(Given entries begins)

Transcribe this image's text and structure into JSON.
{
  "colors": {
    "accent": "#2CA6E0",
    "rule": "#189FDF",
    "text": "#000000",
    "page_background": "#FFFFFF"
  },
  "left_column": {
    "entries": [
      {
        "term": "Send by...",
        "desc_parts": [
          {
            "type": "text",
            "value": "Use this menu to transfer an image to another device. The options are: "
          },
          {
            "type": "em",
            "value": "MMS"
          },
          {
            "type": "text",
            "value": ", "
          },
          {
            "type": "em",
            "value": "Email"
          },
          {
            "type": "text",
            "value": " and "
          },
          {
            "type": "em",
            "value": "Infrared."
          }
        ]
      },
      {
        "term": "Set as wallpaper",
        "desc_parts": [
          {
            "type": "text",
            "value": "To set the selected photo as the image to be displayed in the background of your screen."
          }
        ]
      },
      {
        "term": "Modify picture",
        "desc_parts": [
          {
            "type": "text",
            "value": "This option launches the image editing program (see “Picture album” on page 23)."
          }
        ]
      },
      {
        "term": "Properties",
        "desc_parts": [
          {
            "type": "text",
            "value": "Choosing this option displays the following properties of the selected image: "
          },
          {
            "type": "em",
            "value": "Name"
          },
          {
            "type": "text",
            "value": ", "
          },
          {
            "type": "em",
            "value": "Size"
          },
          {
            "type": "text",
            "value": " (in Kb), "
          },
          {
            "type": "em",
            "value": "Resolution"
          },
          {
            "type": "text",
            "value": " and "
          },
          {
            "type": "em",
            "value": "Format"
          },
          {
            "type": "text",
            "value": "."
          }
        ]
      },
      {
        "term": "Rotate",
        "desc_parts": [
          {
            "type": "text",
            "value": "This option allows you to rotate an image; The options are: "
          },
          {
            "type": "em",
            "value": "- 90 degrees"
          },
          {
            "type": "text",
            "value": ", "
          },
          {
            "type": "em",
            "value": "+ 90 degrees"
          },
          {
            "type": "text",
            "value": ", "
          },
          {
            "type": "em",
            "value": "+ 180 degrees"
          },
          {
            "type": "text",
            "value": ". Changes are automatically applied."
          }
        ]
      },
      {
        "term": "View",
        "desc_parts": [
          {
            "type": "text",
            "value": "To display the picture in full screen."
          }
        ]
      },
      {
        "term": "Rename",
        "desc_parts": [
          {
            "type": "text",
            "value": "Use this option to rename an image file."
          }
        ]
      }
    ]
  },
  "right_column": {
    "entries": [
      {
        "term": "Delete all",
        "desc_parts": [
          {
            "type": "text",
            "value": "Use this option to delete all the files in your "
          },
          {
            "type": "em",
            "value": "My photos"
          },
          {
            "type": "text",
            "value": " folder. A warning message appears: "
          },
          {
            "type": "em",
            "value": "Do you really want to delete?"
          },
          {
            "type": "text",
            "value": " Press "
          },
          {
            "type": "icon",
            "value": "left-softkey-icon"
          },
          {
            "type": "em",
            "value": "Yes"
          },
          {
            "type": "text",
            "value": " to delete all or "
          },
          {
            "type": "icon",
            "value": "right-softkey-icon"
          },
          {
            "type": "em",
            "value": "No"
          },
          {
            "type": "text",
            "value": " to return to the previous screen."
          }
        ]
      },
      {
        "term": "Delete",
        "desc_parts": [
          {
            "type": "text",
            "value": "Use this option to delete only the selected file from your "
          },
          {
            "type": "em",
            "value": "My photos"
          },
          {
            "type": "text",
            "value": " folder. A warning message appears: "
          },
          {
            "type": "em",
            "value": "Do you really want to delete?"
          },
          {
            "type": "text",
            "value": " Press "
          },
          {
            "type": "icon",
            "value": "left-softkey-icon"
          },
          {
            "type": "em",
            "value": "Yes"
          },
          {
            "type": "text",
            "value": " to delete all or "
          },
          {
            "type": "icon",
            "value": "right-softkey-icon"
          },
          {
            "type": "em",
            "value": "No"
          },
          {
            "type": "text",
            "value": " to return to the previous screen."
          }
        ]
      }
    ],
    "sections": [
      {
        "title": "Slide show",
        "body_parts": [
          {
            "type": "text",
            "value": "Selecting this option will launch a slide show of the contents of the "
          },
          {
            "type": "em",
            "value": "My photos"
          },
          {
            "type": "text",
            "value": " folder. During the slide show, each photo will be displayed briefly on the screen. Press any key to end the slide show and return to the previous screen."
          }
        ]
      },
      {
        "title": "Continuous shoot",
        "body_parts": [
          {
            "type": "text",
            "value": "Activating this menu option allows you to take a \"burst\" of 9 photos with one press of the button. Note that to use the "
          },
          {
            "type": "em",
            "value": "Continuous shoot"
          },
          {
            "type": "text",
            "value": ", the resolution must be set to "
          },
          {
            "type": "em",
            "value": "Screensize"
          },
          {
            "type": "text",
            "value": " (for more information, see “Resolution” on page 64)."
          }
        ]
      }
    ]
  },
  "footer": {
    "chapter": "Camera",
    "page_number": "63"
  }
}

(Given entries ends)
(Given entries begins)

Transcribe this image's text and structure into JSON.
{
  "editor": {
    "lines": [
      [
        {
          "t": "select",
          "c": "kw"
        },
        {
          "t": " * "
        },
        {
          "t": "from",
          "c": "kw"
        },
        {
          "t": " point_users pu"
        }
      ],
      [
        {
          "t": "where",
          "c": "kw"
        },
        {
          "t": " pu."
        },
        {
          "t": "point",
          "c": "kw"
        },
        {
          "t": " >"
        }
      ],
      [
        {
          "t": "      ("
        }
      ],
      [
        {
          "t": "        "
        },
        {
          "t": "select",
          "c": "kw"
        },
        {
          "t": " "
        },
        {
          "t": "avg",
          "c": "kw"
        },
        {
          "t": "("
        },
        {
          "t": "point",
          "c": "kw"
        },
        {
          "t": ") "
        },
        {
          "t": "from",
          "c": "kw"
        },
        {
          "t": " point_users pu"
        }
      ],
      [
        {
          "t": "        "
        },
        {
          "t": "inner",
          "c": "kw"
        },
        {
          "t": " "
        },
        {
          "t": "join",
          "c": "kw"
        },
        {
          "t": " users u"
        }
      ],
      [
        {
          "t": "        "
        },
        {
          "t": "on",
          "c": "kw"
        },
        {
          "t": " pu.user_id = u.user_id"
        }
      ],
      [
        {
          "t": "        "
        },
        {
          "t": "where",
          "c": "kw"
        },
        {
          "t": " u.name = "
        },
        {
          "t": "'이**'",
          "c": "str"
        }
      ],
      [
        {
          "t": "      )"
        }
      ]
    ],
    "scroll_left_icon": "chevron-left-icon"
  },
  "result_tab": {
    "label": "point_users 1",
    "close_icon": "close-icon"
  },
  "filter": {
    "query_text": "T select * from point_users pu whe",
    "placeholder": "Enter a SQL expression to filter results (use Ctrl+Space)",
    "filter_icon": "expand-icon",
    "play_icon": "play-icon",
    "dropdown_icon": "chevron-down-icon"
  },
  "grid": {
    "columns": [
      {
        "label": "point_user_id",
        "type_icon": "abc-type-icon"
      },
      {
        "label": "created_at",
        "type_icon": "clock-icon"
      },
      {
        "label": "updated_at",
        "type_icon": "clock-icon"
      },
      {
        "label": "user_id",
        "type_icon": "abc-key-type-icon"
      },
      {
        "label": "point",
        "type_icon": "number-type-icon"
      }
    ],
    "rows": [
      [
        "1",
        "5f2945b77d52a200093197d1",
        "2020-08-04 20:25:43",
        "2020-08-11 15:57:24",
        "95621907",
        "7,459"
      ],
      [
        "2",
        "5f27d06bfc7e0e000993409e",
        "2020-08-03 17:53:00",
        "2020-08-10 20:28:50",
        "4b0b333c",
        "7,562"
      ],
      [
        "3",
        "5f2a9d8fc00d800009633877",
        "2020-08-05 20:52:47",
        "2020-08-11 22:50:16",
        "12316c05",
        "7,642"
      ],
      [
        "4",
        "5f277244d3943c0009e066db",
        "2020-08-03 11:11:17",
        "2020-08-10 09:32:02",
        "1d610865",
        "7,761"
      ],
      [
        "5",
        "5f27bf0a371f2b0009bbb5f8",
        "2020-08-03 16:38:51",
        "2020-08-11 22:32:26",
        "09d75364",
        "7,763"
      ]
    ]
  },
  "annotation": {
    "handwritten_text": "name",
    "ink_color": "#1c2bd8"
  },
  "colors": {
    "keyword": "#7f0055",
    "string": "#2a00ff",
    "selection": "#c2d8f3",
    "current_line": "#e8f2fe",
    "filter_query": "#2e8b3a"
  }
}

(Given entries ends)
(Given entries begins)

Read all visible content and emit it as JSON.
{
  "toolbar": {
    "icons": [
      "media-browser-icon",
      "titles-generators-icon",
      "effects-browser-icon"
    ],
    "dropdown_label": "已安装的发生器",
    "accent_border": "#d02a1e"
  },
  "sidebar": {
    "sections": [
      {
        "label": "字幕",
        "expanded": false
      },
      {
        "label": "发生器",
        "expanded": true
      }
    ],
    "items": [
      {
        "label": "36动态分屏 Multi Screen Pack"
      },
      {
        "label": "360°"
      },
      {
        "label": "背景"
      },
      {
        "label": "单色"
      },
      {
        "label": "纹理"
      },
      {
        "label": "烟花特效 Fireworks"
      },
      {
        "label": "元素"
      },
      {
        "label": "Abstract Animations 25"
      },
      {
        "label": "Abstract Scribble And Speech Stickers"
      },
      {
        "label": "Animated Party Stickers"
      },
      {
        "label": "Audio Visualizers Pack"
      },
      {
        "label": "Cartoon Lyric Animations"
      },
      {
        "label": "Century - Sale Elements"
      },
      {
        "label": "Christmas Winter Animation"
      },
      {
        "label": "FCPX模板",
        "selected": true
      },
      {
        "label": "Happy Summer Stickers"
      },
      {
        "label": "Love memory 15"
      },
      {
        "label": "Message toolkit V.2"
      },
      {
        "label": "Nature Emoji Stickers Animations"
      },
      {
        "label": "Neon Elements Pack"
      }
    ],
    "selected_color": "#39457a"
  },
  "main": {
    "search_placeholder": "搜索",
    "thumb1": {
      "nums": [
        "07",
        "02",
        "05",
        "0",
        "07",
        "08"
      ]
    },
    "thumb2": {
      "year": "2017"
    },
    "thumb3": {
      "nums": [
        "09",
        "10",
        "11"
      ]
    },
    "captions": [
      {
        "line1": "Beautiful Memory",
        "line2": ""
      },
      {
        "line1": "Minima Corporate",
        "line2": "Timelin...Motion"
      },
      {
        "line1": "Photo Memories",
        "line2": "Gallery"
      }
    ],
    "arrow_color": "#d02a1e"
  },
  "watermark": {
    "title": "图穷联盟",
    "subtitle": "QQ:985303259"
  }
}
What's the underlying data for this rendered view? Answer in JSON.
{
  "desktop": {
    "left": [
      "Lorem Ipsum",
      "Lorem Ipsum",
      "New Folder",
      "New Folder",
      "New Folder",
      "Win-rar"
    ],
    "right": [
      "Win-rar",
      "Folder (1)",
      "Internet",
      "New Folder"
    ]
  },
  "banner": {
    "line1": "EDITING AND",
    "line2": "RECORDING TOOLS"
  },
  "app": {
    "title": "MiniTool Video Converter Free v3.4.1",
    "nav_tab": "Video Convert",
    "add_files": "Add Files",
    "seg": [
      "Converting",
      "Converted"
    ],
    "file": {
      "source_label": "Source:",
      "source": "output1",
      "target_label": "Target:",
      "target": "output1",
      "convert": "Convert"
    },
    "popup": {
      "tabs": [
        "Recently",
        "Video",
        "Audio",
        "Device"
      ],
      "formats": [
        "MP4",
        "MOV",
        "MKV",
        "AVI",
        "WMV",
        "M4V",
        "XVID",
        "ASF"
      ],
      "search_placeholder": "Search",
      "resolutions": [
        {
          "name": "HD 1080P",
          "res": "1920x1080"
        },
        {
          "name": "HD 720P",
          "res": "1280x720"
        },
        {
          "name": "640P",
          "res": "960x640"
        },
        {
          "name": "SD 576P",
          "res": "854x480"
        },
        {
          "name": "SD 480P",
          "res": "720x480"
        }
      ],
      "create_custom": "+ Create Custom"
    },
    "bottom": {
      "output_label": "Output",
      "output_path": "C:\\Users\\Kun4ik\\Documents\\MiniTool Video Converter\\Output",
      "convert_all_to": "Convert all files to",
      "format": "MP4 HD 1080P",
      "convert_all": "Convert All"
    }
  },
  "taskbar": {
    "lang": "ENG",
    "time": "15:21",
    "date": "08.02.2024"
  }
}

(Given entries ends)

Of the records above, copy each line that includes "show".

        "title": "Slide show",
            "value": "Selecting this option will launch a slide show of the contents of the "
            "value": " folder. During the slide show, each photo will be displayed briefly on the screen. Press any key to end the slide show and return to the previous screen."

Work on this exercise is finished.